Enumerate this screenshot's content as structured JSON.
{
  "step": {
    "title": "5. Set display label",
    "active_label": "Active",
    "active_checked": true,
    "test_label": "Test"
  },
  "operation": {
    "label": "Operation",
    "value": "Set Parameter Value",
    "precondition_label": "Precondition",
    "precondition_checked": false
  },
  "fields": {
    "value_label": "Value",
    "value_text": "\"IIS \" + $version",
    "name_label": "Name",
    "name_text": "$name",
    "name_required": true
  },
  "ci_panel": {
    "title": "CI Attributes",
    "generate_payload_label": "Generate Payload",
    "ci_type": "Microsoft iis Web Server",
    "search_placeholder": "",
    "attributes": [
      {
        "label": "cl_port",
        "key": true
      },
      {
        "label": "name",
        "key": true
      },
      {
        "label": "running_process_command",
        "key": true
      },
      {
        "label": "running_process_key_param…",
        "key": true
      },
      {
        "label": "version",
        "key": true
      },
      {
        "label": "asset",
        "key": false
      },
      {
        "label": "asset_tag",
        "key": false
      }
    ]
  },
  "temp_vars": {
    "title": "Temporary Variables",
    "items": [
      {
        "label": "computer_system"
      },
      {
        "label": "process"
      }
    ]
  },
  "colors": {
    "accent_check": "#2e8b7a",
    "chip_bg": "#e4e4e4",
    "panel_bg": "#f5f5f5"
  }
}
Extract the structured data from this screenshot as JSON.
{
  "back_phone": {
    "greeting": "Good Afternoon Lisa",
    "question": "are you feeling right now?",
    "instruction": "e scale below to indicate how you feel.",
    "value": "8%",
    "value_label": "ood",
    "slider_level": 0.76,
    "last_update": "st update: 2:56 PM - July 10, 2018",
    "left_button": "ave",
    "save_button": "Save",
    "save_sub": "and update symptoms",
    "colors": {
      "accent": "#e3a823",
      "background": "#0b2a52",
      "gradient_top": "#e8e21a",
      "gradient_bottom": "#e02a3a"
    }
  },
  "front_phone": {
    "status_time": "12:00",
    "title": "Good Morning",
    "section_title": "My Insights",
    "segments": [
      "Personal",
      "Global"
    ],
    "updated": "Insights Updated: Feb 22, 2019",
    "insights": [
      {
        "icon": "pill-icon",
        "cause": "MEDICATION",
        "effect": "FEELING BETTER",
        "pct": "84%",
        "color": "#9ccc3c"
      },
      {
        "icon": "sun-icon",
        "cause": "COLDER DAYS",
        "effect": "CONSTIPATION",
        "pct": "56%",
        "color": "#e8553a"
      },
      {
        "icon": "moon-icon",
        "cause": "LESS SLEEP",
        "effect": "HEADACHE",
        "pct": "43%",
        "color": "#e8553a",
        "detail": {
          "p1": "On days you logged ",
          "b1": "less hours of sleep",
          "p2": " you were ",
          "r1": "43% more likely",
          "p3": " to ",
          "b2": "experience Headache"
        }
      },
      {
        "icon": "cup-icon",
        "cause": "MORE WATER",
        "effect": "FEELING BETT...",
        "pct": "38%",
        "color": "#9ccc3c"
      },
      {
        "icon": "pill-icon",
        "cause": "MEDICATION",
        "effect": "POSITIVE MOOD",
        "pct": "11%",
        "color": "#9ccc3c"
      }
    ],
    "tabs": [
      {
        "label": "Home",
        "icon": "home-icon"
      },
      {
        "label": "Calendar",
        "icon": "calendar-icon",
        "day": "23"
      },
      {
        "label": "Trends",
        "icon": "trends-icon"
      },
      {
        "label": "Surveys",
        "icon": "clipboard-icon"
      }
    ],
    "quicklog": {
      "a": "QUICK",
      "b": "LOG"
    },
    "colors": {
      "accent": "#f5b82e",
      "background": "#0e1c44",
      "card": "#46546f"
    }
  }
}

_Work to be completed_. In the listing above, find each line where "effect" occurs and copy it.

_Result for this exercise_.
        "effect": "FEELING BETTER",
        "effect": "CONSTIPATION",
        "effect": "HEADACHE",
        "effect": "FEELING BETT...",
        "effect": "POSITIVE MOOD",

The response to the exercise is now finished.